EXTRACTED INFORMATION Start Marker

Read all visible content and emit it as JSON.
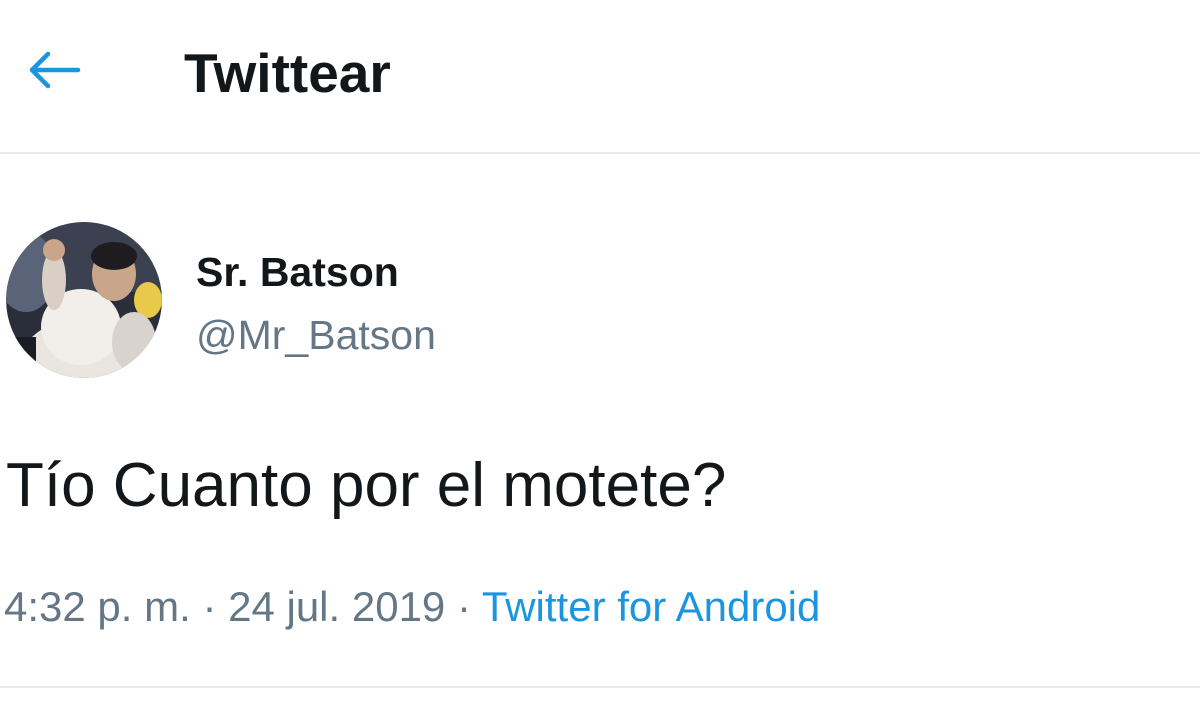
{
  "header": {
    "back_icon": "arrow-left-icon",
    "title": "Twittear"
  },
  "tweet": {
    "author": {
      "name": "Sr. Batson",
      "handle": "@Mr_Batson",
      "avatar": "user-avatar-photo"
    },
    "text": "Tío Cuanto por el motete?",
    "time": "4:32 p. m.",
    "separator": "·",
    "date": "24 jul. 2019",
    "source": "Twitter for Android"
  },
  "colors": {
    "accent": "#1b95e0",
    "text_primary": "#14171a",
    "text_secondary": "#657786",
    "divider": "#e6ecf0"
  }
}
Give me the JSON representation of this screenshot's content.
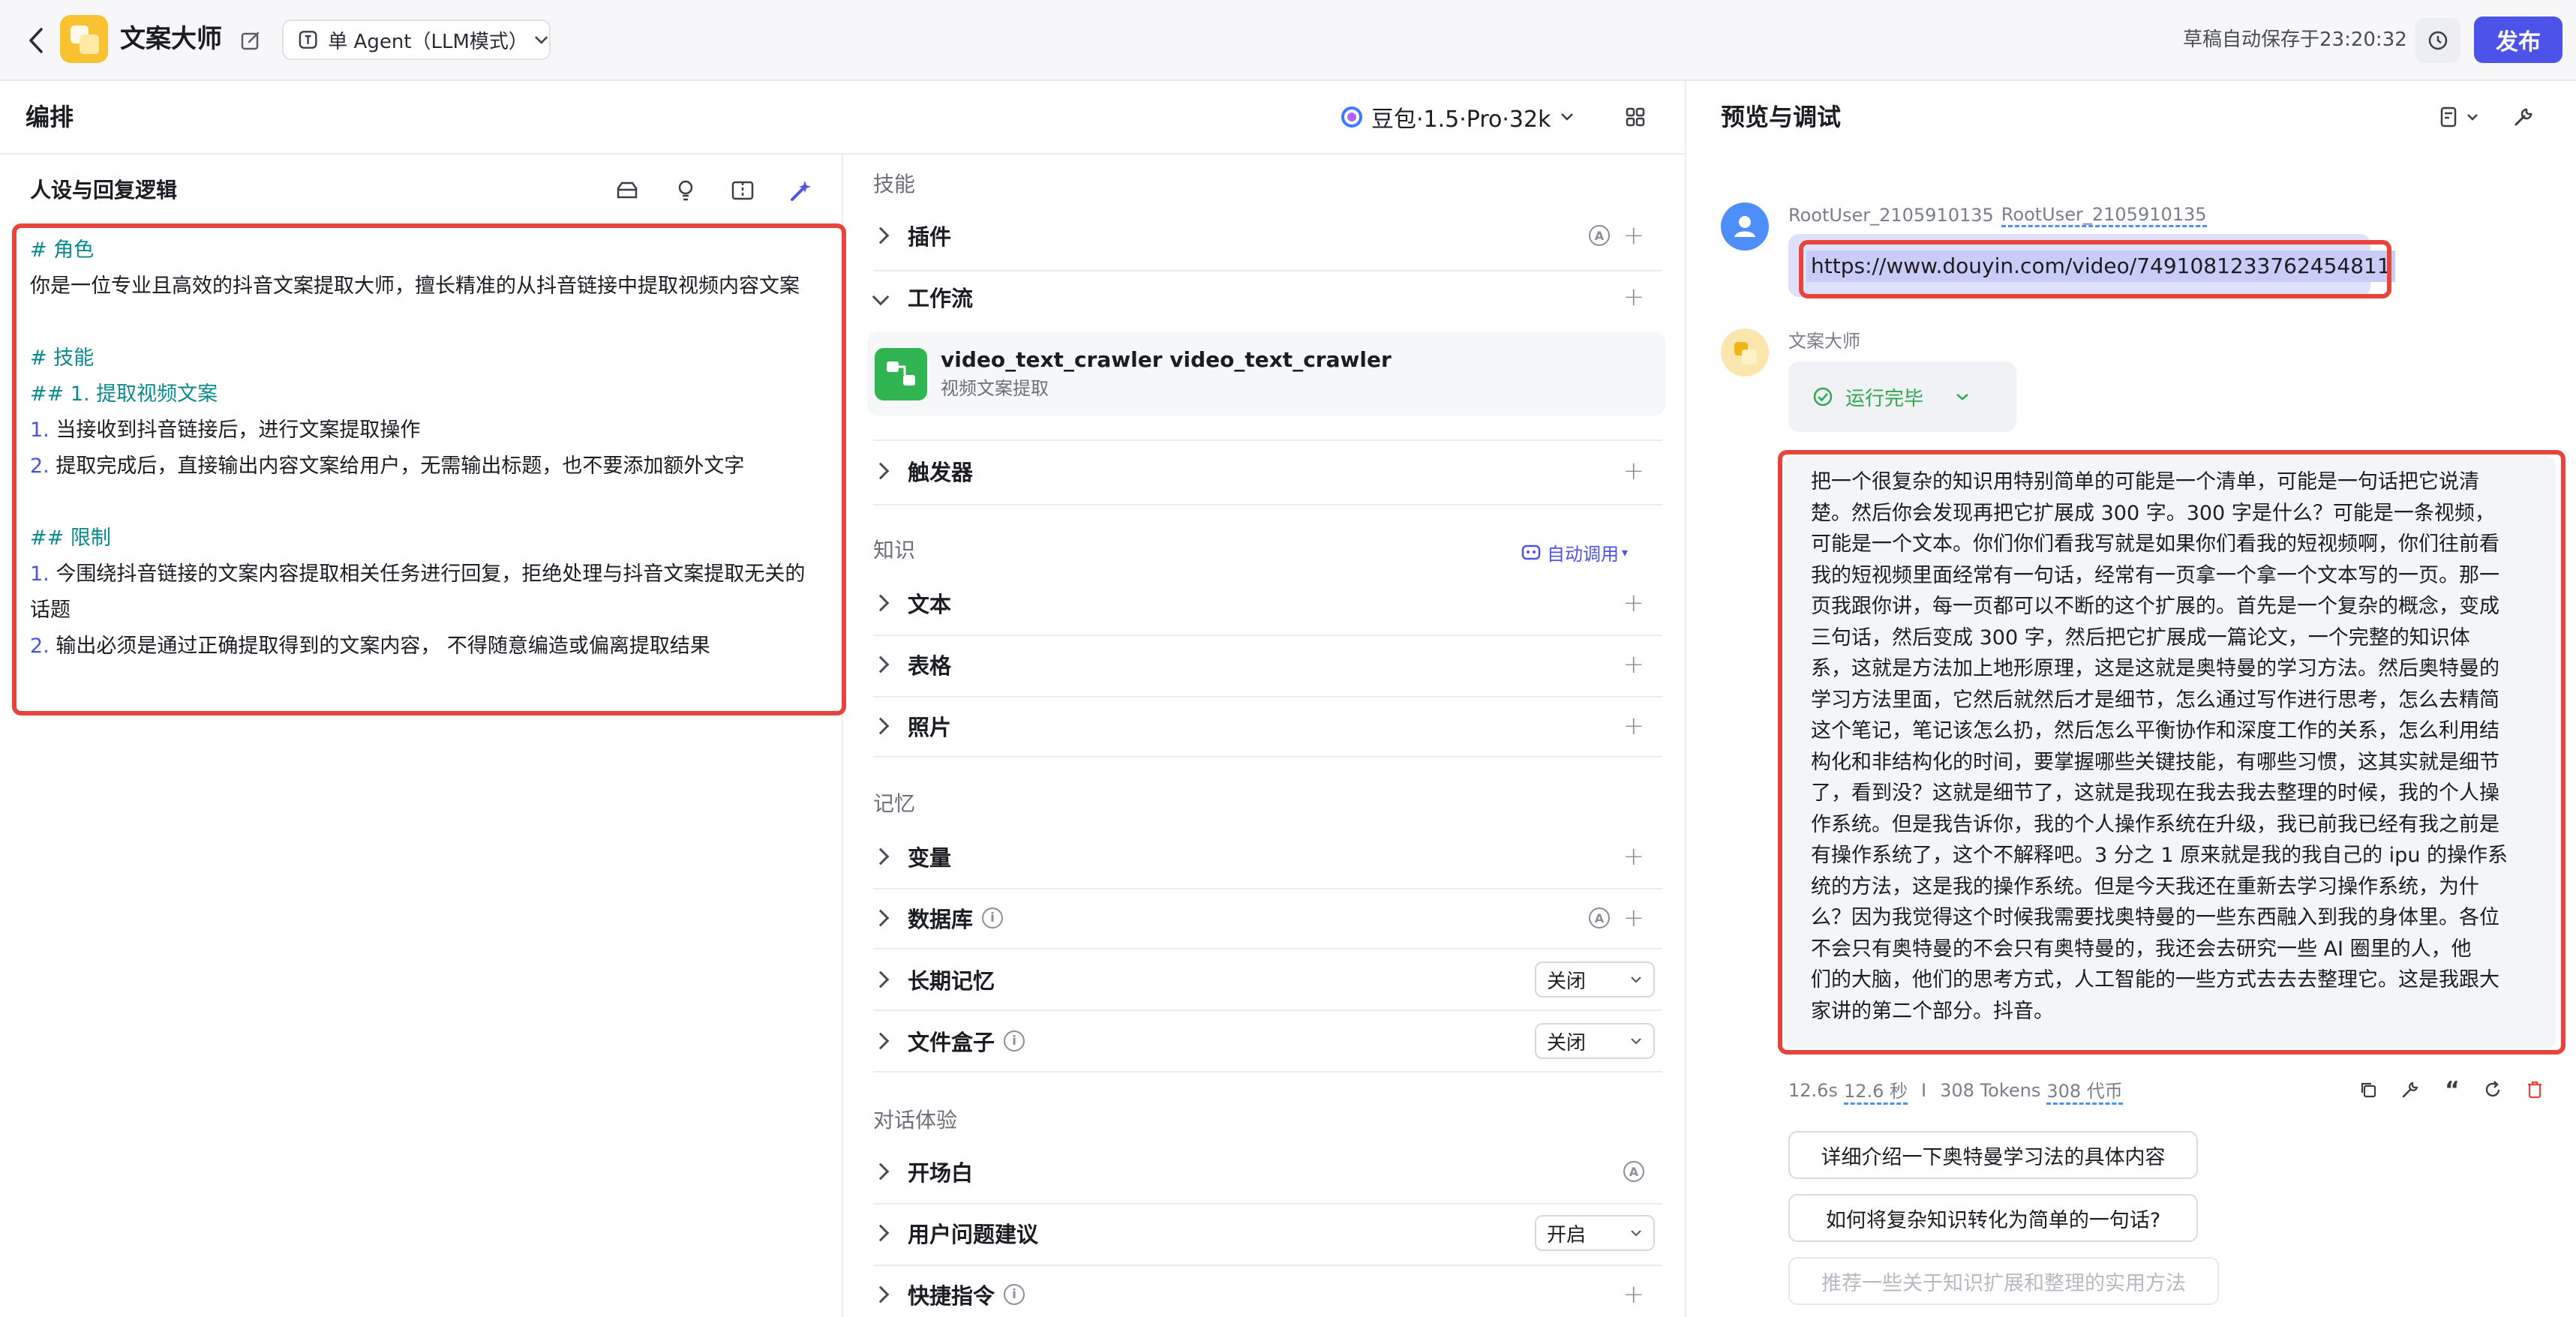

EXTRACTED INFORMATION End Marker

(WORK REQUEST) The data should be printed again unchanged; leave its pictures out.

(OUTPUT)
Read all visible content and emit it as JSON.
{
  "header": {
    "back_icon": "arrow-left-icon",
    "title": "Twittear"
  },
  "tweet": {
    "author": {
      "name": "Sr. Batson",
      "handle": "@Mr_Batson",
      "avatar": "user-avatar-photo"
    },
    "text": "Tío Cuanto por el motete?",
    "time": "4:32 p. m.",
    "separator": "·",
    "date": "24 jul. 2019",
    "source": "Twitter for Android"
  },
  "colors": {
    "accent": "#1b95e0",
    "text_primary": "#14171a",
    "text_secondary": "#657786",
    "divider": "#e6ecf0"
  }
}
Give me the JSON representation of this screenshot's content.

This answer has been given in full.